Try it: When you write out the listing, keep every word as it stands and drop the pictures.

=== Begin Enclosure ===

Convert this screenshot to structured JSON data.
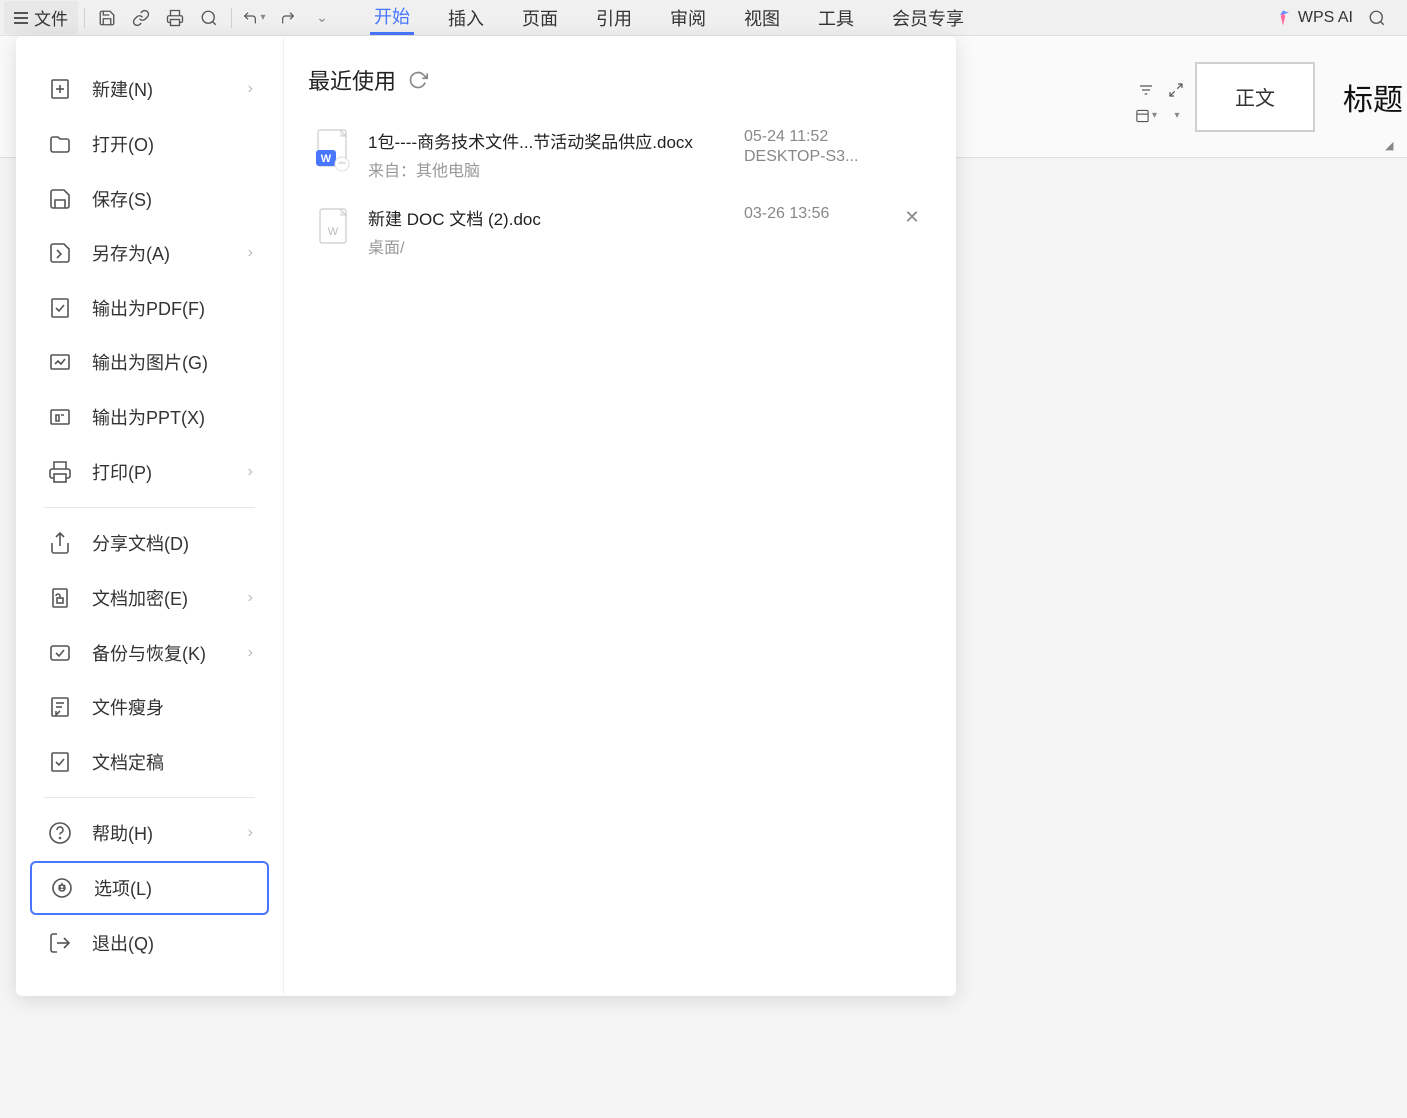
{
  "toolbar": {
    "file_label": "文件"
  },
  "ribbon": {
    "tabs": [
      {
        "label": "开始",
        "active": true
      },
      {
        "label": "插入"
      },
      {
        "label": "页面"
      },
      {
        "label": "引用"
      },
      {
        "label": "审阅"
      },
      {
        "label": "视图"
      },
      {
        "label": "工具"
      },
      {
        "label": "会员专享"
      }
    ],
    "wps_ai_label": "WPS AI",
    "style_box_label": "正文",
    "style_heading_label": "标题"
  },
  "sidebar": {
    "items": [
      {
        "label": "新建(N)",
        "chevron": true
      },
      {
        "label": "打开(O)"
      },
      {
        "label": "保存(S)"
      },
      {
        "label": "另存为(A)",
        "chevron": true
      },
      {
        "label": "输出为PDF(F)"
      },
      {
        "label": "输出为图片(G)"
      },
      {
        "label": "输出为PPT(X)"
      },
      {
        "label": "打印(P)",
        "chevron": true,
        "divider_after": true
      },
      {
        "label": "分享文档(D)"
      },
      {
        "label": "文档加密(E)",
        "chevron": true
      },
      {
        "label": "备份与恢复(K)",
        "chevron": true
      },
      {
        "label": "文件瘦身"
      },
      {
        "label": "文档定稿",
        "divider_after": true
      },
      {
        "label": "帮助(H)",
        "chevron": true
      },
      {
        "label": "选项(L)",
        "selected": true
      },
      {
        "label": "退出(Q)"
      }
    ]
  },
  "recent": {
    "title": "最近使用",
    "source_prefix": "来自：",
    "files": [
      {
        "name": "1包----商务技术文件...节活动奖品供应.docx",
        "source": "其他电脑",
        "time": "05-24 11:52",
        "device": "DESKTOP-S3...",
        "type": "docx-cloud",
        "show_close": false
      },
      {
        "name": "新建 DOC 文档 (2).doc",
        "source_path": "桌面/",
        "time": "03-26 13:56",
        "type": "doc",
        "show_close": true
      }
    ]
  }
}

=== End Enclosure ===

Written solution:
Convert this screenshot to structured JSON data.
{
  "toolbar": {
    "file_label": "文件"
  },
  "ribbon": {
    "tabs": [
      {
        "label": "开始",
        "active": true
      },
      {
        "label": "插入"
      },
      {
        "label": "页面"
      },
      {
        "label": "引用"
      },
      {
        "label": "审阅"
      },
      {
        "label": "视图"
      },
      {
        "label": "工具"
      },
      {
        "label": "会员专享"
      }
    ],
    "wps_ai_label": "WPS AI",
    "style_box_label": "正文",
    "style_heading_label": "标题"
  },
  "sidebar": {
    "items": [
      {
        "label": "新建(N)",
        "chevron": true
      },
      {
        "label": "打开(O)"
      },
      {
        "label": "保存(S)"
      },
      {
        "label": "另存为(A)",
        "chevron": true
      },
      {
        "label": "输出为PDF(F)"
      },
      {
        "label": "输出为图片(G)"
      },
      {
        "label": "输出为PPT(X)"
      },
      {
        "label": "打印(P)",
        "chevron": true,
        "divider_after": true
      },
      {
        "label": "分享文档(D)"
      },
      {
        "label": "文档加密(E)",
        "chevron": true
      },
      {
        "label": "备份与恢复(K)",
        "chevron": true
      },
      {
        "label": "文件瘦身"
      },
      {
        "label": "文档定稿",
        "divider_after": true
      },
      {
        "label": "帮助(H)",
        "chevron": true
      },
      {
        "label": "选项(L)",
        "selected": true
      },
      {
        "label": "退出(Q)"
      }
    ]
  },
  "recent": {
    "title": "最近使用",
    "source_prefix": "来自：",
    "files": [
      {
        "name": "1包----商务技术文件...节活动奖品供应.docx",
        "source": "其他电脑",
        "time": "05-24 11:52",
        "device": "DESKTOP-S3...",
        "type": "docx-cloud",
        "show_close": false
      },
      {
        "name": "新建 DOC 文档 (2).doc",
        "source_path": "桌面/",
        "time": "03-26 13:56",
        "type": "doc",
        "show_close": true
      }
    ]
  }
}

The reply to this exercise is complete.